PTTEP Australia's failure to properly suspend the oil spill was held to be capable of causing loss or damage to those who carried out businesses involving the commercial exploitation of the marine ecosystem. As a result, Justice Yates was satisfied that it owed Mr Sanda and the Group Members a duty of care, the risk of harm was foreseeable, and the duty of care was breached. However, it remains to be seen to precisely what group the duty was owed. The common questions in the proceedings did not include a question about the class of persons to whom PTTEP Australia owed a duty.
Assessing damages without a clear paper trail
The determination of loss was complex because Mr Sanda had no system of record-keeping which showed actual production of seaweed, costs or resultant profit from seaweed farming. PTTEP Australia argued that this documentary gap meant there was no basis in which his loss could be assessed.
The Court disagreed. Using a somewhat novel approach, it calculated Mr Sanda's aggregate loss by making an estimate of his usual income from which the Court deducted his actual income across 2009-2014, which was then discounted by 40% due to the uncertain nature of the evidence – leaving Mr Sanda with 252,997,200 IDR ($22,731.24 AUD), and any interest up to judgment he might be awarded.
What Sanda will mean for potential defendants to environmental class actions
The first, and most important, takeaway from the Sanda decision is that it underscores the fact that, in conducting a risk assessment, statutory compliance may not be enough. PTTEP Australia submitted an OSCP that passed regulatory review, but failed to plan for a true worst case. Just because PTTEP Australia did not predict the spill's size and effects doesn't mean they were not foreseeable, and the Government's acceptance of that plan was not determinative of a duty of care. We can expect environmental class actions to grow, and increased scrutiny not only of regulatory compliance, but the internal risk management too, by litigation funders.

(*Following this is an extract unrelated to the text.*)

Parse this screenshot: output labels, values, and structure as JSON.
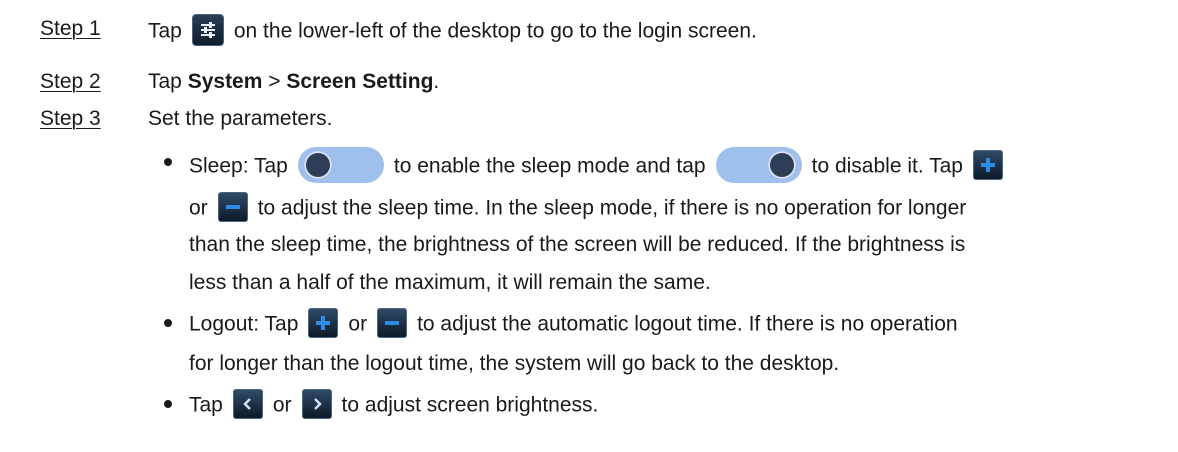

One finding which may also have implications for future cases based on conduct causing environmental harm is that on indeterminacy of liability, "a policy consideration which can militate against recognition of a duty of care in cases involving mere economic loss where the imposition of liability might be for an indeterminate amount for an indeterminate time to an indeterminate class". The Court held these concerns did not apply to this case, as "indeterminacy depends upon what the respondent knew or ought to have known of the number of claimants and the nature of their likely claims". Here, the duty involved avoidance of physical harm (loss of seaweed crops) and not avoidance of pure economic loss (for instance had Mr Sanda claimed that the oil spill devalued rather than destroyed his seaweed crop). Accordingly, whilst significant, this decision does not challenge the existing difficulties with claims for pure economic loss in a negligence claim of this kind.
Finally, it is significant that the Court was ultimately comfortable in making a finding of substantial loss without the kind of documentary evidence that we have come to expect in claims of this kind. It is likely than this approach would be less appropriate in assessing commercial loss for more regulated jurisdictions, where the lack of record-keeping is likely to be more heavily scrutinised. Australian businesses, being subject to Australia laws relating to the keeping of books and records, are less likely to be subject to the assumptions made by the Court in relation to Mr Sanda's usual income. Nonetheless, we see this approach as encouraging to litigation funders, particularly where the class members are from less regulated countries, as it reduces the probative burden for potential class members and hence for the funders.